··· DATA EXCERPTS
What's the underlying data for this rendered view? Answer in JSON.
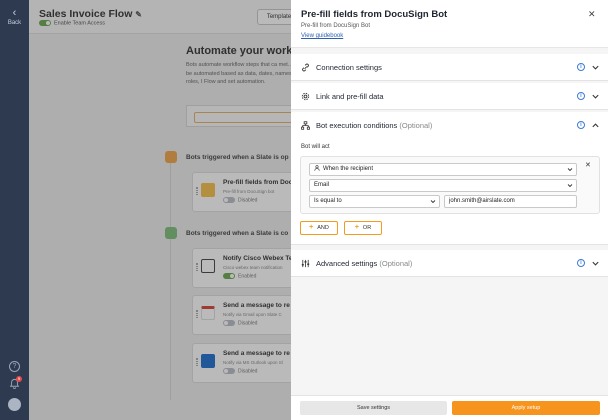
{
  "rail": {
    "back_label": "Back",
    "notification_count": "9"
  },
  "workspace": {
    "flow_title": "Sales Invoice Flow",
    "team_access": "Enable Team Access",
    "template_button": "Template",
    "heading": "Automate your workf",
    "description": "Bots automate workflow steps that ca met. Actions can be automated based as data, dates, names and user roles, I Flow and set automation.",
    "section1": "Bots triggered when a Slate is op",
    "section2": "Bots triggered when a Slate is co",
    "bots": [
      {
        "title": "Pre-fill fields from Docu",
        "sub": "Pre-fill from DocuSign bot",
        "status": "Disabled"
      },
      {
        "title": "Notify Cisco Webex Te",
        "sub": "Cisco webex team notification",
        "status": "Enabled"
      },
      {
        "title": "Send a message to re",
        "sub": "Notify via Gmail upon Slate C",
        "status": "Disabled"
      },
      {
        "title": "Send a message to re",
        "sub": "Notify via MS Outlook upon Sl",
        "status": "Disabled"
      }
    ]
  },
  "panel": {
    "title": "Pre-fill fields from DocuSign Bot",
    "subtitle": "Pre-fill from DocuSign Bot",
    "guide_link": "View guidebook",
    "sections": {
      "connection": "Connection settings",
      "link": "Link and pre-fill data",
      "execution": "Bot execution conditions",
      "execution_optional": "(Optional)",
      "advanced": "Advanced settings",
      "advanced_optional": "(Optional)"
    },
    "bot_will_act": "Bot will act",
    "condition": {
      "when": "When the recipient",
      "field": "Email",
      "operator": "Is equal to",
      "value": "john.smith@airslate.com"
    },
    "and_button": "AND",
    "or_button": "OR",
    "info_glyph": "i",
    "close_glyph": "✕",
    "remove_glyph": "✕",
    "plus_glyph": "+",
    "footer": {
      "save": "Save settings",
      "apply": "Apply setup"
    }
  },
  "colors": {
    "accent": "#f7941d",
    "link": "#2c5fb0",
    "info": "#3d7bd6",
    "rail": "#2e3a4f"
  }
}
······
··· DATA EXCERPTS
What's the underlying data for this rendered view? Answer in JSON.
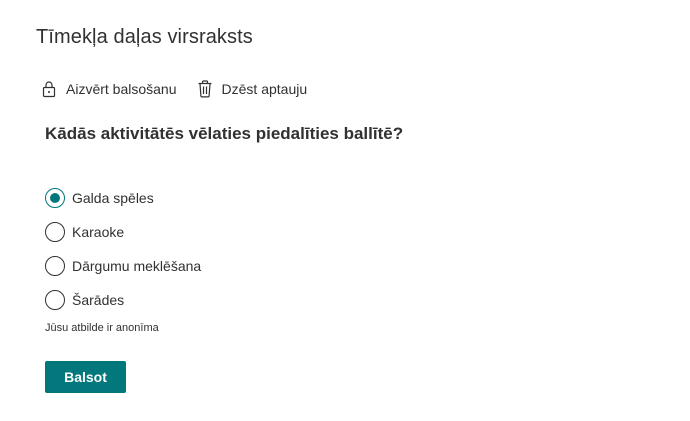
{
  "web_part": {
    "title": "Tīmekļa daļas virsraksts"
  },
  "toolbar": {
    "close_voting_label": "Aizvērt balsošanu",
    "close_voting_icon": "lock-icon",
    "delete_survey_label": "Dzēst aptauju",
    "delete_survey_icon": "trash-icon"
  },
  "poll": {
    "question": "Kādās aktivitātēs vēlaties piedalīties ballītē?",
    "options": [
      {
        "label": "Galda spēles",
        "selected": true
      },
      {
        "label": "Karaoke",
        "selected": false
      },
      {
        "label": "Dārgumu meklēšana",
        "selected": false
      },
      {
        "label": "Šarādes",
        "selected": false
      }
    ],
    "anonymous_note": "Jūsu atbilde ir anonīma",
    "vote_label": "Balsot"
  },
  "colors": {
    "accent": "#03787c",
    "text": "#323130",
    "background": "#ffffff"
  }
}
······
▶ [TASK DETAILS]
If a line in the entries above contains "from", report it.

▶ [SOLUTION TO THE EXERCISE]
        "title": "Pre-fill fields from Docu",
        "sub": "Pre-fill from DocuSign bot",
    "title": "Pre-fill fields from DocuSign Bot",
    "subtitle": "Pre-fill from DocuSign Bot",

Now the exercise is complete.